## [The task]
Please quote the material exactly, every line of it.

## [Task material]
⟨

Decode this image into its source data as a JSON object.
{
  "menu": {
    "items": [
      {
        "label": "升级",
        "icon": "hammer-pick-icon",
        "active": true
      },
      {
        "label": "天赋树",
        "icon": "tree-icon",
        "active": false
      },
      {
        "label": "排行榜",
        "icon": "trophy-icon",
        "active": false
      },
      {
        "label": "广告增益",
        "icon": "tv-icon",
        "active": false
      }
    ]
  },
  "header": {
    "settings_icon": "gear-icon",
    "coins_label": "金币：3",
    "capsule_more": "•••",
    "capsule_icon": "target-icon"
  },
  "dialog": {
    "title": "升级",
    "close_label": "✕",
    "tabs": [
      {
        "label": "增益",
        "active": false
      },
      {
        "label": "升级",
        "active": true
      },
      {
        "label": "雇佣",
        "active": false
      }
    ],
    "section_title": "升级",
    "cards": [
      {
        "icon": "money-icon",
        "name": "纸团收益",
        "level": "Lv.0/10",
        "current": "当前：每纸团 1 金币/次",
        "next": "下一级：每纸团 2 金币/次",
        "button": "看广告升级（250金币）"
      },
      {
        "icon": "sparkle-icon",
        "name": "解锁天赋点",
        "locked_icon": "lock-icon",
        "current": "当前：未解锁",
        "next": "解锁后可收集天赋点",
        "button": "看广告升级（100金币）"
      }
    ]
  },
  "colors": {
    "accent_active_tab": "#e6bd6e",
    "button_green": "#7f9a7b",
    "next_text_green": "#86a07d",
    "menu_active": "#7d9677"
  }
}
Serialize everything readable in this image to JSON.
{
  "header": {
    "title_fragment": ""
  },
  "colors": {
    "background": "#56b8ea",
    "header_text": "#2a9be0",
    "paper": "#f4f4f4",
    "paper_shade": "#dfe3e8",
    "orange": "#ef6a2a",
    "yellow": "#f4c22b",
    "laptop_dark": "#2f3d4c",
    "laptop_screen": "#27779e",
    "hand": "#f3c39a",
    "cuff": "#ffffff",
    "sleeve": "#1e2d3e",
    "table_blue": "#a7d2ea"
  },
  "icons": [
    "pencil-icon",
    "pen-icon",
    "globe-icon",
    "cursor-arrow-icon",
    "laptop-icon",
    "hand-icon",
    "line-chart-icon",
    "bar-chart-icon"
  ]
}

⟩

## [Answer section]
Decode this image into its source data as a JSON object.
{
  "menu": {
    "items": [
      {
        "label": "升级",
        "icon": "hammer-pick-icon",
        "active": true
      },
      {
        "label": "天赋树",
        "icon": "tree-icon",
        "active": false
      },
      {
        "label": "排行榜",
        "icon": "trophy-icon",
        "active": false
      },
      {
        "label": "广告增益",
        "icon": "tv-icon",
        "active": false
      }
    ]
  },
  "header": {
    "settings_icon": "gear-icon",
    "coins_label": "金币：3",
    "capsule_more": "•••",
    "capsule_icon": "target-icon"
  },
  "dialog": {
    "title": "升级",
    "close_label": "✕",
    "tabs": [
      {
        "label": "增益",
        "active": false
      },
      {
        "label": "升级",
        "active": true
      },
      {
        "label": "雇佣",
        "active": false
      }
    ],
    "section_title": "升级",
    "cards": [
      {
        "icon": "money-icon",
        "name": "纸团收益",
        "level": "Lv.0/10",
        "current": "当前：每纸团 1 金币/次",
        "next": "下一级：每纸团 2 金币/次",
        "button": "看广告升级（250金币）"
      },
      {
        "icon": "sparkle-icon",
        "name": "解锁天赋点",
        "locked_icon": "lock-icon",
        "current": "当前：未解锁",
        "next": "解锁后可收集天赋点",
        "button": "看广告升级（100金币）"
      }
    ]
  },
  "colors": {
    "accent_active_tab": "#e6bd6e",
    "button_green": "#7f9a7b",
    "next_text_green": "#86a07d",
    "menu_active": "#7d9677"
  }
}
Serialize everything readable in this image to JSON.
{
  "header": {
    "title_fragment": ""
  },
  "colors": {
    "background": "#56b8ea",
    "header_text": "#2a9be0",
    "paper": "#f4f4f4",
    "paper_shade": "#dfe3e8",
    "orange": "#ef6a2a",
    "yellow": "#f4c22b",
    "laptop_dark": "#2f3d4c",
    "laptop_screen": "#27779e",
    "hand": "#f3c39a",
    "cuff": "#ffffff",
    "sleeve": "#1e2d3e",
    "table_blue": "#a7d2ea"
  },
  "icons": [
    "pencil-icon",
    "pen-icon",
    "globe-icon",
    "cursor-arrow-icon",
    "laptop-icon",
    "hand-icon",
    "line-chart-icon",
    "bar-chart-icon"
  ]
}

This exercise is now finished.